I don't know who we are watching or what competitions are on, it is just really neat. The riders look super spiffy. From the vantage point of being just on the other side of the fence from the horse jumping, I can tell there is a great deal of athleticism involved in taking the horse around the course and jumping with them over the barriers. Of course the horse does most of the work...
The grounds at Spruce Meadows are beautiful. I do not feel like I belong since it looks like most of the people there probably own jumping horses (there are not a lot of people there, in fact the place is rather desolate) and likely have cars and vacation homes to reflect this kind of wealth. It is not my culture, but I like the well kept gardens and the elaborate jumping courses.
We visit three venues. My kids lose interest in the horse jumping pretty quickly as it doesn't really change from competitor to competitor except for the odd bar being knocked down. All of the announcers have British accents (like in soccer) and one of them butchers nearly every rider and horse name - so that is pretty fun. All the riders are from Canada, USA, and Mexico.
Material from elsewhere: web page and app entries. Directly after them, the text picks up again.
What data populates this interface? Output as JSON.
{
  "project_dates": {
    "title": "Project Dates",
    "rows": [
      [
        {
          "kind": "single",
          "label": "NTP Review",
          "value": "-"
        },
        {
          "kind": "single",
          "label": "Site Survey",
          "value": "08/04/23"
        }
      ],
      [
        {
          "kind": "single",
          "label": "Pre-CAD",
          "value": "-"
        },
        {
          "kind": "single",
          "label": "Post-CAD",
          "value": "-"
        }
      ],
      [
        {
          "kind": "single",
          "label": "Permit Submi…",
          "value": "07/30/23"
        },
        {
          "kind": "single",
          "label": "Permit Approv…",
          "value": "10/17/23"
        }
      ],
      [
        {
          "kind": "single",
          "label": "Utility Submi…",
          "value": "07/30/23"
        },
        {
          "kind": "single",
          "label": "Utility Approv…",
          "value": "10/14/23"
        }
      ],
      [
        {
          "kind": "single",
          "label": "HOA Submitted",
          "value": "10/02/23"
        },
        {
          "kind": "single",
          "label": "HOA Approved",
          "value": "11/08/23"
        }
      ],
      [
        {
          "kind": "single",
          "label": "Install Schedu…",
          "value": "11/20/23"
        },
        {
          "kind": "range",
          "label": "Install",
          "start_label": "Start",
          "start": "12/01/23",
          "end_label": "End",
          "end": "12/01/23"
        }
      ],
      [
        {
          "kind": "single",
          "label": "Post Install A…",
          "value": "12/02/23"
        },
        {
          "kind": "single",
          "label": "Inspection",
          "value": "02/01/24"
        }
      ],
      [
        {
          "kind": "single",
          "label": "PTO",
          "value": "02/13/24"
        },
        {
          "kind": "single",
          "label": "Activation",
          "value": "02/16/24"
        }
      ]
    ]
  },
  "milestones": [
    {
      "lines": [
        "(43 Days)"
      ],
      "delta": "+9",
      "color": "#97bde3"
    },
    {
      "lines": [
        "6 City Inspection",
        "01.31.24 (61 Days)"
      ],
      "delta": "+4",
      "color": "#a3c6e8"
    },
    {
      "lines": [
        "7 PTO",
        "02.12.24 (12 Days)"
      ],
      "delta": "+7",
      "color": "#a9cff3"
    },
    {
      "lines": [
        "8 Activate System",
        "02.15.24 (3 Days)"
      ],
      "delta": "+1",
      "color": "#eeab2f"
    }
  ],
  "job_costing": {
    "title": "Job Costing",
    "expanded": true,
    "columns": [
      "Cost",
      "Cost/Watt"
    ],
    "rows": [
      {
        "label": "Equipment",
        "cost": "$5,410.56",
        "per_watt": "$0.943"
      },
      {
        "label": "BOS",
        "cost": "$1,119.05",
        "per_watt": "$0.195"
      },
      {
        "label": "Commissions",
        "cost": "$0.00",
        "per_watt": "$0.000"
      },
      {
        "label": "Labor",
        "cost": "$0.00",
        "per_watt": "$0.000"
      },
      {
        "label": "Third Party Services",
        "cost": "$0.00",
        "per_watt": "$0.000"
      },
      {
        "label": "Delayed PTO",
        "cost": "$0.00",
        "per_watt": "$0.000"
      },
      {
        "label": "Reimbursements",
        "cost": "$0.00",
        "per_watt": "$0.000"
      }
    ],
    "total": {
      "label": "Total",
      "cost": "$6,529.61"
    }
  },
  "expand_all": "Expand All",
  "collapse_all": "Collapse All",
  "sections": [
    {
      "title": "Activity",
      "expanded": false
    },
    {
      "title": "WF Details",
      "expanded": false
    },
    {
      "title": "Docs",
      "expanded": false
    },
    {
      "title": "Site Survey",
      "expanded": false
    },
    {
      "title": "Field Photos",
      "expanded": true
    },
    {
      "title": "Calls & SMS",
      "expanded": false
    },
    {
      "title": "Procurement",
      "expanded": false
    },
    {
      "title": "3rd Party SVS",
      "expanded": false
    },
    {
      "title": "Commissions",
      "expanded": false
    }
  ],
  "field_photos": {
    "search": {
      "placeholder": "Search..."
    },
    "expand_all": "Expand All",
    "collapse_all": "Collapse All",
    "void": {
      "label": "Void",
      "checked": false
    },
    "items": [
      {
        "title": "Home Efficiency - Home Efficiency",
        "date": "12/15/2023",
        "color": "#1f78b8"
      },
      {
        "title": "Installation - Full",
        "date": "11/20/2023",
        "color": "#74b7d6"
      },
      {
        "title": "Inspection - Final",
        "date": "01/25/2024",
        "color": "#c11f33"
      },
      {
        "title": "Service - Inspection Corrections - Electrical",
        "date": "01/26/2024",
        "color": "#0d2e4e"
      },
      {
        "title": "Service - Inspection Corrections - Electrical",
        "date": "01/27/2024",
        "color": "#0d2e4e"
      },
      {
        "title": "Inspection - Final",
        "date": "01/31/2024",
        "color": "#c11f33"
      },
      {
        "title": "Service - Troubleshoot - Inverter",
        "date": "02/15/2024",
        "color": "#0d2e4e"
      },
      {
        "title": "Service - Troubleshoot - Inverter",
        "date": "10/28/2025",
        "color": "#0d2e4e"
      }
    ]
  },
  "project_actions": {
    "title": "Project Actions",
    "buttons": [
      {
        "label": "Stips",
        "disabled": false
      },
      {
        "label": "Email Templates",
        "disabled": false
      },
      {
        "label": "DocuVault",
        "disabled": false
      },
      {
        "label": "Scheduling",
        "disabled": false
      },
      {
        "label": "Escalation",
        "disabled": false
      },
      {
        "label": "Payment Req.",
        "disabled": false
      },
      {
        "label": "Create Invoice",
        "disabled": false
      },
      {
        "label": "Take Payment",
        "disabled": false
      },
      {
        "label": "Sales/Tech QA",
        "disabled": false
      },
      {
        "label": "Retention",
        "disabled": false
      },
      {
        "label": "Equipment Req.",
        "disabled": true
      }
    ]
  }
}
We grab an ice cream and walk around a little. My kids play on the playground while I snap pictures. Oh, and except for the ice cream, the whole thing is free of charge. I even ask where I am supposed to pay the advertised $5 and no one can tell me.
A lovely way to spend a quiet day.
Easily my best beer so far. I combined a couple Brew House IPA kits with a hop-hacked little 1 gallon grain Grapefruit IPA kit from Brooklyn BrewShop. I used 6 oz of cascade, columbus, and falconers flight hops at various stages of the boil of the wort (and kept a little for dry hopping). I also added the peels of two grapefruits during the final 10 minutes of the boil.
A Lagunitas Little Sumpin' Sumpin' Ale kept me company.
I added 500g of pale spraymalt to the boil too to add a bit more, um, sugar. Note that this is a double batch. I used Danstar BRY-97 yeast, a standard westcoast IPA yeast. In the end the specific gravity (which measures sugar) came in at 1.068 which is quite high. Worried that it was too high for the yeast, I went to a discussion board and quickly got a response:
1.068 is perfect for a hoppy IPA! 18C is a perfect fermentation temperature for BRY97.You can see it had no problem fermenting.
3 weeks later, Blaise helped me bottle the 36.3 litres of delicious 8.3% ABV very strong grapefruit india pale ale. Unfortunately, about half of the bottles are over-carbonated, but they taste lovely: very crisp, firm citrus hoppiness, and pleasing aftertaste.
My second foray into brewing happened back in December. I wanted to try the syrup kit rather than the slightly concentrated kits I tried the first time. I picked up 2 kits of Muntons: Bitter and Pale Ale (they were out of IPA). I picked up some amarillo, chinook, and cascade hops to add to the Pale Ale.
I simply boiled some of the hops and added the hopped water to the pale ale. A week later, I dry hopped the pale ale and added some cane sugar in hopes to add a bit of dimension and a bit more alcohol to what is normally a pretty bland beer. The results weren't too impressive. The beer is drinkable, just not memorable.
I added some apple slices and ginger water to the bitter fermentation. Some mild ginger aftertaste and a bit of apple sweetness. This darker beer tasted better the longer I let it stay in bottle, not too malty, quite refreshing.